Blog Post

Do you need long-term care insurance? Can you afford it?

Financial Advisor Talking To Senior Couple At Home

More than two-thirds of individuals 65 and older will require long-term care, experts say. Long-term care insurance provides extended coverage for services and support systems when you can no longer care for yourself. Deciding whether to purchase it is a double-edged sword — can you afford to buy it? Can you afford not to?

Your income, age, health status and retirement goals are key to consider before deciding to purchase long-term care insurance, according to the National Association of Insurance Commissioners. Even if you have a family history of health longevity and pride yourself on maintaining a healthy lifestyle, you can still be hit with a chronic illness or health crisis that requires home health care, a skilled nursing facility, adult day services or other health-related expenses that can decimate your nest egg or retirement savings.

 Cost considerations

Weighing your income against the cost of premiums vs. the probable need for long-term care is a key challenge. If your only income is your Social Security benefit or Supplemental Security Income (SSI), buying long-term care insurance is probably not feasible. Depending on your assets and your income, you may qualify for Medicaid, which does cover long-term care costs.

Many people are surprised to learn that these costs are not covered by Medicare, Medicare supplemental insurance or other standard health insurance, except for short-term needs, after a hospitalization or injury.

Policies can cost several thousand dollars a year; but paying for long-term care is even more expensive. According to the Genworth 2015 Cost of Care Survey Pennsylvania, median rates for home health aides in Philadelphia are $22 an hour. Depending on your level of need, services can add up to more than $50,000 per year.

 Pay less if you purchase early

The younger you are, and the better your health when you purchase the  policy, the lower your premiums will be.  If you are in poor health or are already receiving long-term care services, you may not qualify for long-term care insurance or at best, may only be able to purchase a limited amount of coverage and would likely pay a much higher rate.

Shopping for long-term care insurance

Here are some things to think about and discuss with your legal and/or financial advisor when considering the pros and cons of long-term care insurance:

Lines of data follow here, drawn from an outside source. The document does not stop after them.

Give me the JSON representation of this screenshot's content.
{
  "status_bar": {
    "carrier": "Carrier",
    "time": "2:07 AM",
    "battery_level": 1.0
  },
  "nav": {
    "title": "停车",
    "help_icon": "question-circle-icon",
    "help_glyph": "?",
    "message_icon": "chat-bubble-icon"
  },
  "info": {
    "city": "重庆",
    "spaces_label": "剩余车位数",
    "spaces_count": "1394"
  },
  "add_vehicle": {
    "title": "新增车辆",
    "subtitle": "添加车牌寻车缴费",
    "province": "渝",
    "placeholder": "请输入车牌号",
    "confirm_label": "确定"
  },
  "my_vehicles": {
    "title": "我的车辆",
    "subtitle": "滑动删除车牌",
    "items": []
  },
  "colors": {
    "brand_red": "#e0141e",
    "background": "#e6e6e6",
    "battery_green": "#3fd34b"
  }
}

  • Coverage amount and limits: Most policies limit the total benefit they will pay over the life of the policy, but some don’t. Some policies state the maximum benefit limit in years (one, two, three or more, or even lifetime); others as a total dollar amount.
  • When benefits are payable: Most long-term insurance contracts pay benefits only if your condition meets specific criteria. Typically, this is either a cognitive impairment requiring “substantial supervision” – or being unable to perform two out of six basic activities of daily living (ADLs), which include eating, toileting, bathing, dressing, continence and transferring (ability to move yourself in and out of a chair, bed or wheelchair).
  • Exclusion period: Most policies have an exclusion period before they begin to pay benefits. Choose a policy that requires you to satisfy your elimination period only once during the life of the policy rather than a policy that makes you wait after each new illness or need for care.
  • Premium waiver: Some policies waive premiums immediately after you’ve started receiving benefits, others only after a certain number of days.
  • Discounts for husband /wife: Many policies provide discounts for a policy covering both husband and wife.
  • Facilities covered: Determine whether the policy covers any state-licensed facility or only some facilities, such as skilled nursing care. Some policies require you to hire a licensed home health aide; others are more flexible.
  • Exclusions: There may be specific conditions for which long-term care insurance will not pay, such as mental and emotional disorders or disease. Some pre-existing conditions may also be excluded.
  • Inflation: Some policies offer the option of adding an inflation rider, which will increase your premium somewhat but can help you keep up with the rising cost of care.
  • Investigate the companies: Choose a company that has experience in the business of long-term care insurance. Check on any disciplinary action against the company and agent you are dealing with. AARP recommends that you compare information and costs from at least three major insurance companies, including how much they have increased their rates over the years.

 Signing on – or not

  • Don’t be pressured to make a quick decision.
  • Get a written copy of any policy you’re considering and review it with your financial and/or legal advisor to make sure you understand all the provisions, including the “fine print.”
  • Put any questions you have in writing and ask for answers in writing.
  • Do not pay any insurance premium in cash. Make your check payable to the company and not an individual.
  • Once you receive a policy, you have 30 days to review and return it (registered mail suggested) if you change your mind.

Talk with your financial adviser or a lawyer who specializes in elder law or estate planning to help you decide whether long-term care insurance is right for you or you have other resources to cover possible costs.